  • Hawk Hopper

    I’ve been thinking of how they could extend this whole “advertiser friendly” business, and they could just say that certain content creators as a whole are advertiser unfriendly.

    Like lets say if YouTube and advertisers get together and decide someone like Sargon of Akkad is entirely advertiser unfriendly and strip any advertising his videos have on them. They would basically demonetize whole channels that way.

    This would be a nightmare scenario, but it could happen. I know that in some countries, videos are entirely blocked for various reasons, so what if YouTube gets advertisers that do business all around the world to single out channels and content creators and demonetize them all around the world?

    • so what if YouTube gets advertisers that do business all around the world to single out channels and content creators and demonetize them all around the world?

      Like you said… nightmare scenario. That sounds like a real possibility, too. It all depends on what goes on behind the scenes. We won’t know unless people can leak some phone conversations or e-mails from the deals that Google makes with the ad vendors.

      • Indeed. Whistle-blowers are the only sure-fire way of knowing what really goes on.

      • Hawk Hopper

        It seems like YouTube is the most tight lipped of companies like Twitter and Facebook. Whenever something like this happens, it seems to take everyone by surprise and nobody really fully grasps what is going on with YouTube or why.

        If YouTube documents were to leak, that would give great insight on what they are doing and why.

  • lucben999

    Karen Straughan also noted that her ad revenue was cut in half only after the notices started going out, which supports the theory that the policy wasn’t being enforced until the notices.

  • C G Saturation

    A friend told me YouTube’s been doing this for a while, but I don’t think it matters whether they started it a long time ago or recently. It doesn’t change the fact that they’re selectively demonetizing videos via criteria that seems to be subtly pushing a specific agenda, as described by Pakham.

    I’m sure there are trashy videos that are being deservedly culled by this, but it saddens me that people in general are being so naive and accepting of YouTube’s agenda and bullshit. Google and YouTube have a track record of being shifty, especially when it comes to politics.

    People are often desperate to believe that nothing bad can possibly be happening, until they get hit personally in a way they can no longer deny. By then, it’s too late… they should have voiced concerns before things became concrete, instead of ridiculing anyone else who tried to.

    • Gerg Arata

      Apparently it’s based on tags rather than content. H3H3 did a video about this a week or two ago

      • I thought it was just the tags, too, until they hit that Hillary Clinton video, which seemed to have the same tags as the Donald Trump videos that were pretty much the same thing… only they were about Donald Trump and they weren’t demonetized.

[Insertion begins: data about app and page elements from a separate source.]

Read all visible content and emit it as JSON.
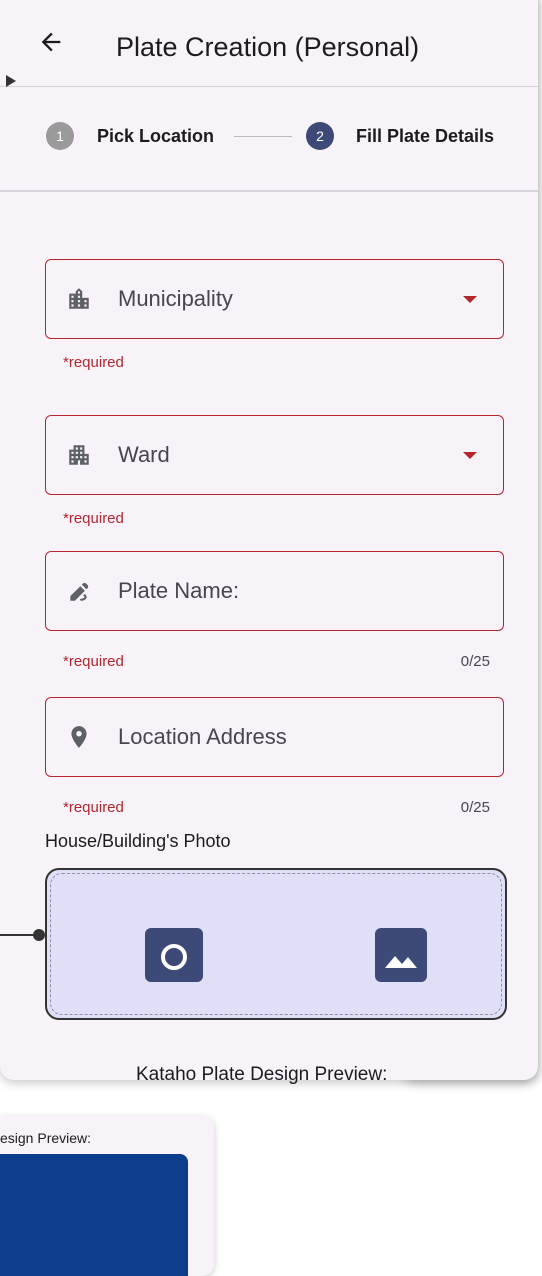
{
  "appbar": {
    "title": "Plate Creation (Personal)",
    "back_icon": "arrow-left-icon"
  },
  "stepper": {
    "steps": [
      {
        "number": "1",
        "label": "Pick Location",
        "state": "inactive"
      },
      {
        "number": "2",
        "label": "Fill Plate Details",
        "state": "active"
      }
    ]
  },
  "form": {
    "municipality": {
      "placeholder": "Municipality",
      "helper": "*required",
      "icon": "building-icon"
    },
    "ward": {
      "placeholder": "Ward",
      "helper": "*required",
      "icon": "apartment-icon"
    },
    "plate_name": {
      "placeholder": "Plate Name:",
      "helper": "*required",
      "counter": "0/25",
      "icon": "pencil-icon"
    },
    "location_address": {
      "placeholder": "Location Address",
      "helper": "*required",
      "counter": "0/25",
      "icon": "location-pin-icon"
    }
  },
  "photo": {
    "label": "House/Building's Photo",
    "camera_icon": "camera-icon",
    "gallery_icon": "image-icon"
  },
  "preview": {
    "label": "Kataho Plate Design Preview:"
  },
  "mini_preview": {
    "label": "esign Preview:"
  },
  "colors": {
    "error": "#b3262e",
    "primary": "#3d4a78",
    "step_active": "#3d4a78",
    "step_inactive": "#9a9a9a",
    "plate": "#0e3d8c"
  }
}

    • durka durka

      dont they get they lose revenue by doing this?

    • Ethan42

      “People are often desperate to believe that nothing bad can possibly be happening, until they get hit personally in a way they can no longer
      deny. By then, it’s too late…”

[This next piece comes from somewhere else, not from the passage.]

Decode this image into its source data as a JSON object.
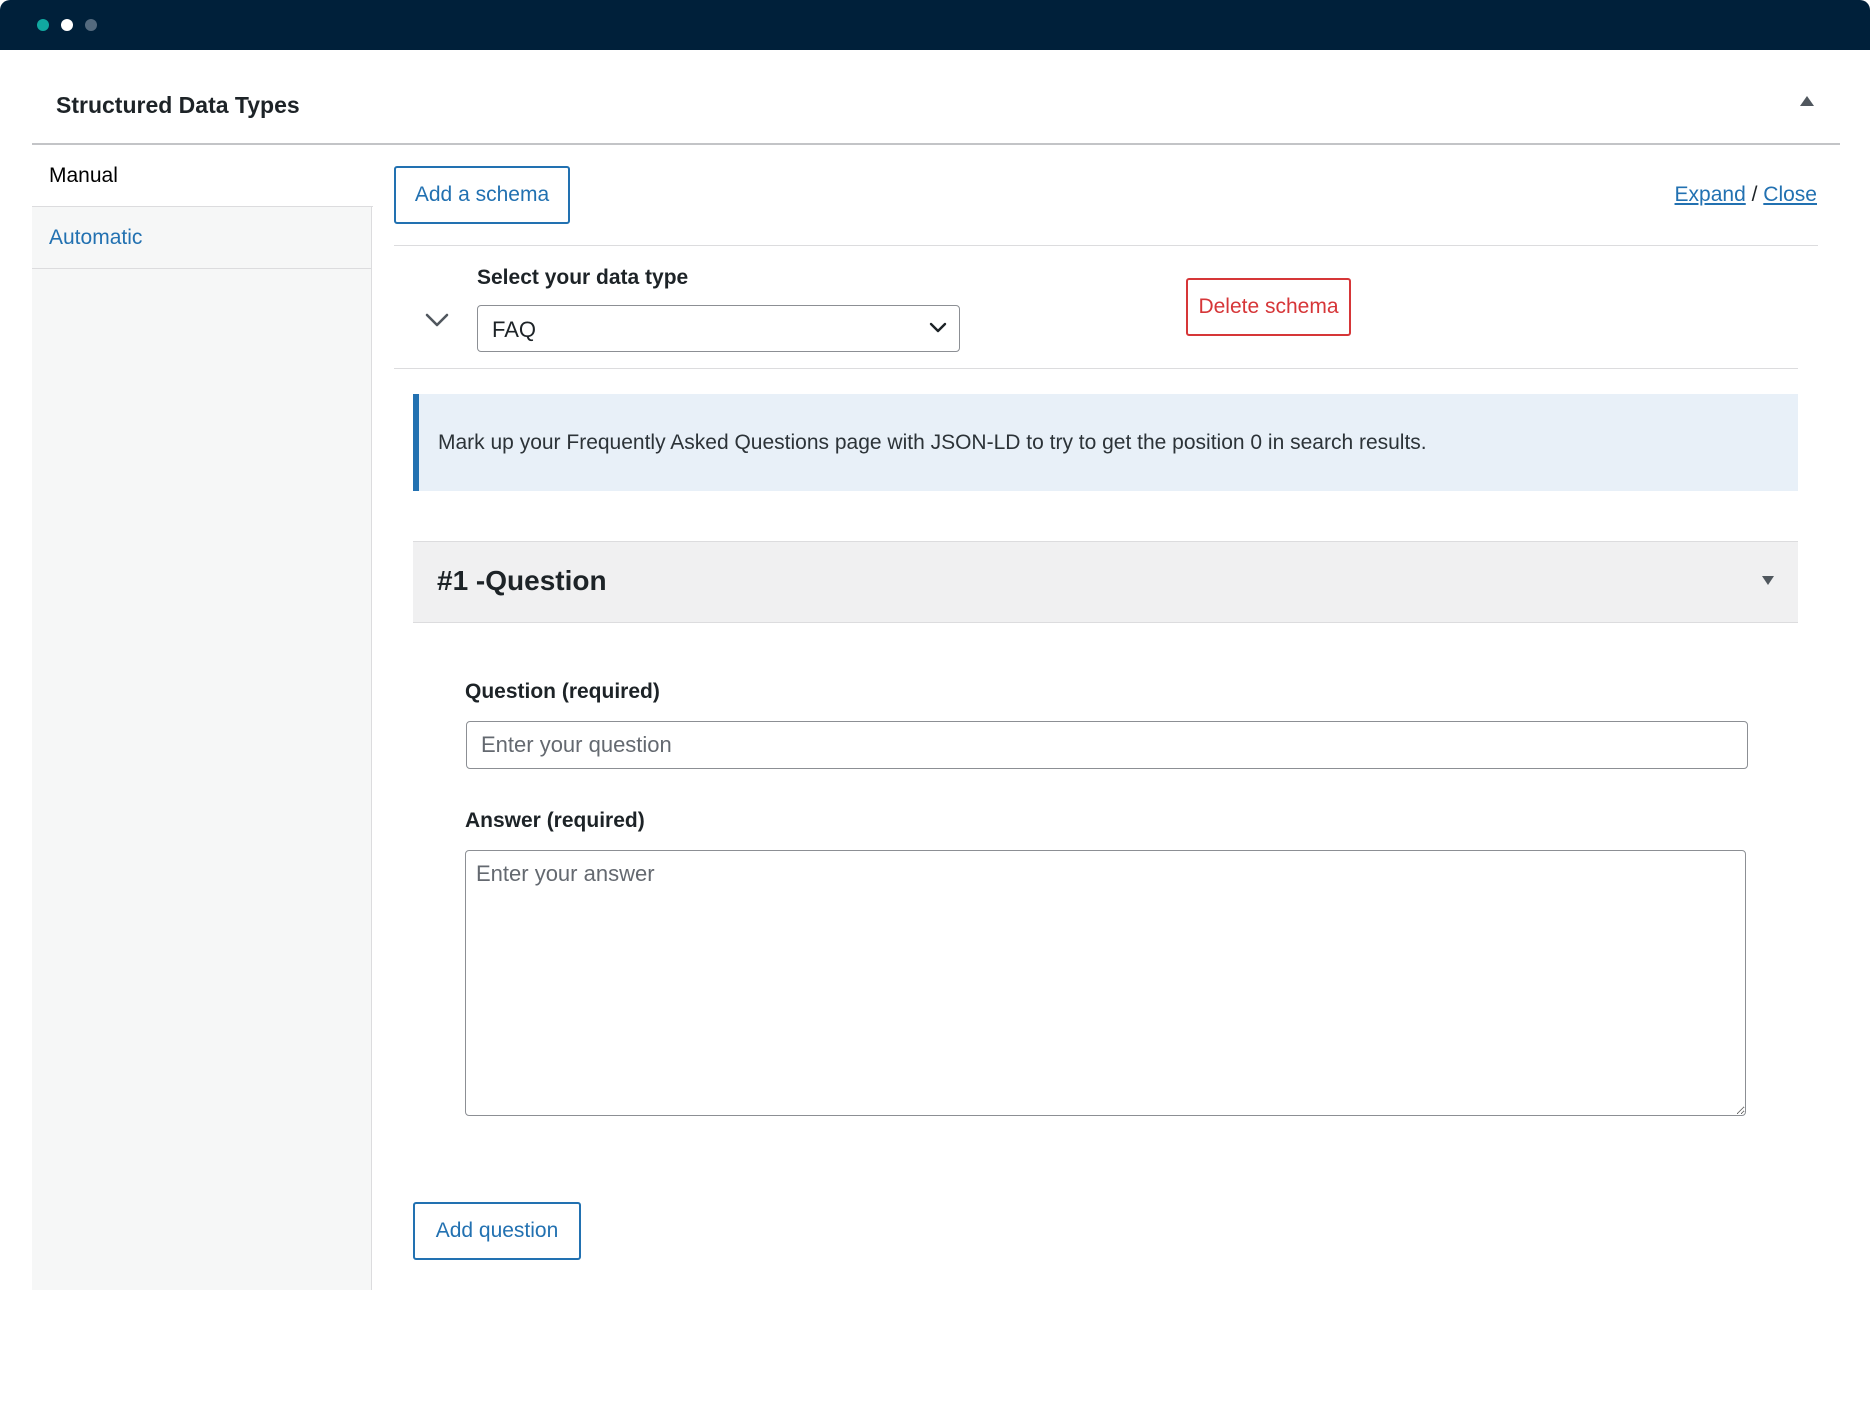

      That right there reminds me of the quote by Martin Niemoller.

    • Mr.Towel

      People are often desperate to believe that nothing bad can possibly be
      happening, until they get hit personally in a way they can no longer
      deny. By then, it’s too late… they should have voiced concerns before
      things became concrete, instead of ridiculing anyone else who tried to.

      The History of Mankind.

    • TBill

      In Boogie’s most recent video on this, he mentioned that he saw a large uptick in the number of demonetized videos on his channel. So, they have been doing it for a while, but they obviously broadened the criteria recently.